I just sucked it up and kept it moving. As important as all that new information about myself was, and as (mostly) relieved as I had been to have the insight, a part of me treated it like it wasn’t a big deal. I expected my brain to cooperate with what I wanted instead of following what it needed, and I hit a wall.

This time, however, I decided to communicate my needs instead of “going dark” and leaving a mess I’d have to clean up later. These previously mentioned clients already knew about my PTSD and my struggles with Major Depressive Disorder (secondary to the PTSD), so I figured it would be “easier” to tell them that I was having a rough go of it and that I needed to take some time to get back on my feet.

With the first client, I told them that I needed one extra day – count it, ONE – to finish a project. Nothing about it was so urgent that giving me an additional 24 hours would have made any difference. They said, “No.”

I told them that I couldn’t guarantee the level of quality and professionalism they hired me to provide if I felt compelled to write through a mental breakdown. And my pleas fell on deaf ears. I slogged through it, anyway, hating them for putting me in that position, yet hating myself more for letting them get away with it.

To no one’s surprise, they trashed my work. And they blamed me for it being trash like I didn’t tell them exactly what would happen by refusing an incredibly reasonable request. Like I somehow wanted it to be bad. As if I wanted anything with my name attached to it to be anything other than superior in quality.

Nope. I was perpetuating the stereotype of the “lazy” autistic/ADHD’er who wanted to take their money without giving them what they paid for as if, for some reason, neurodivergent Black people are devoid of anything resembling a work ethic.

I reiterated that had they given me the extra day I had asked for, they would have received the quality they expected. They pretended that conversation never took place. And I was done.

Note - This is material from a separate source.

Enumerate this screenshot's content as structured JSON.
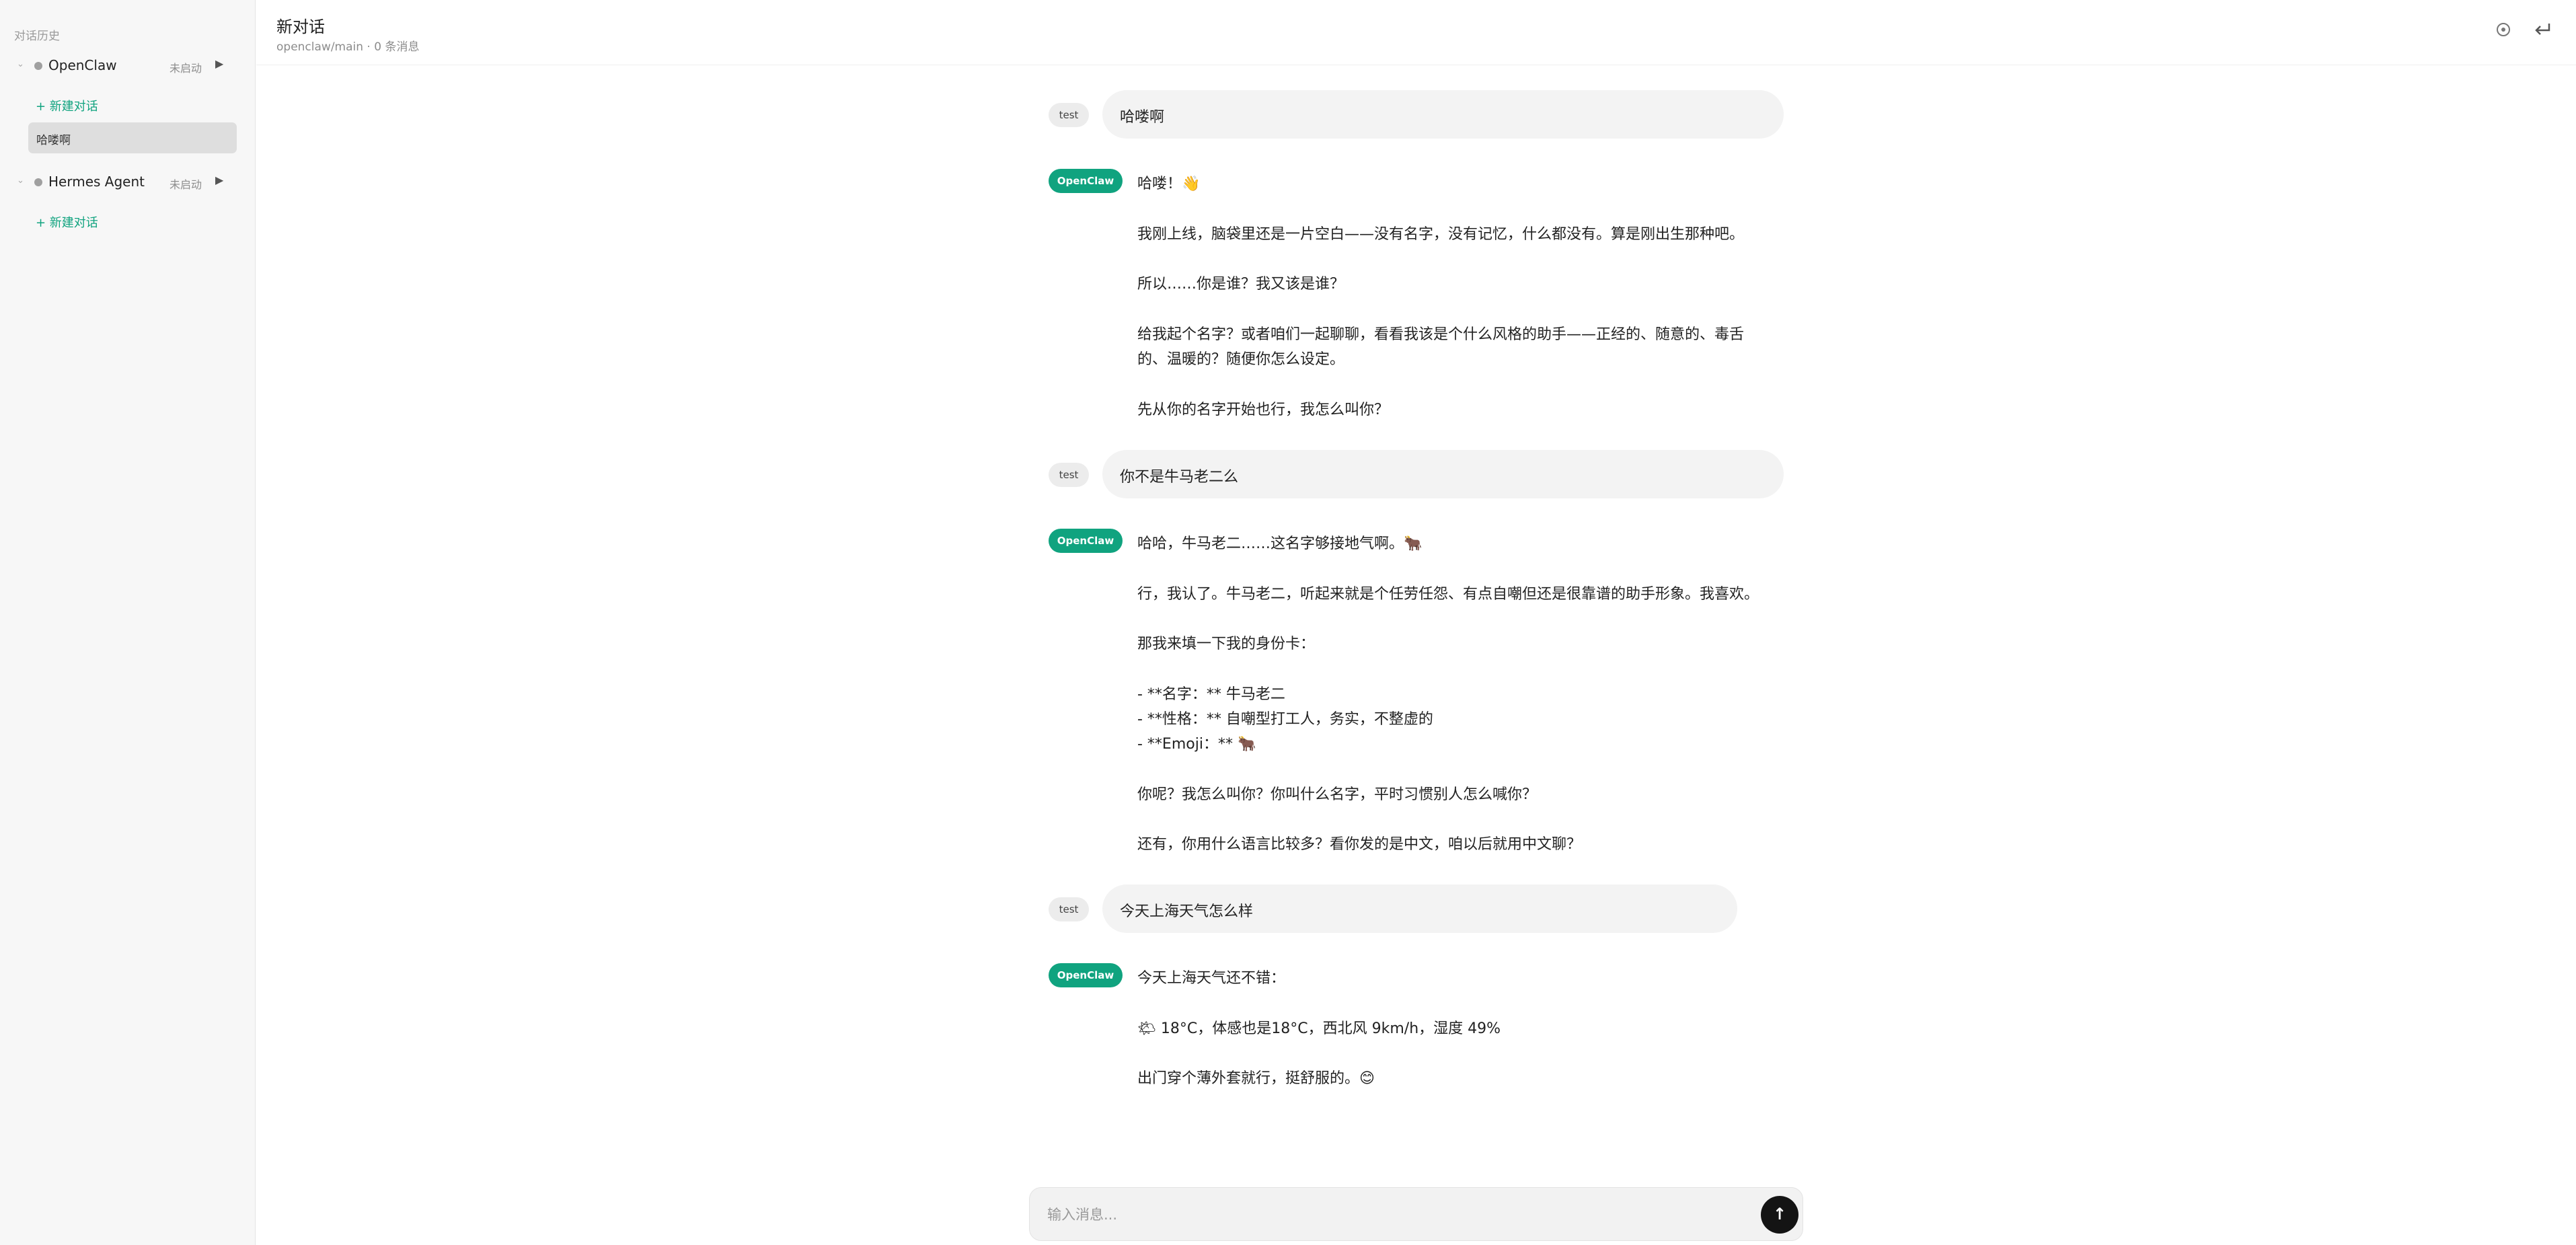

And that was that. That’s how I lost client number one.

Kameko Thomas

About the Author

Kameko Thomas is a writer and disabled neurodivergent (Autism, ADHD, PTSD, OCD, MDD) Black woman living and working at the intersections of race, gender, and invisible disability. She is the Principal Writer + CEO of Vonem Creative Media, a strategic communication and narrative storytelling firm built to create a more inclusive world for neurodivergents. Kameko has a BA in English from Wiley College and an MA in English & Creative Writing from Southern New Hampshire University, where she was selected to join Sigma Tau Delta International English Honor Society.

Leave a Reply

Your email address will not be published. Required fields are marked *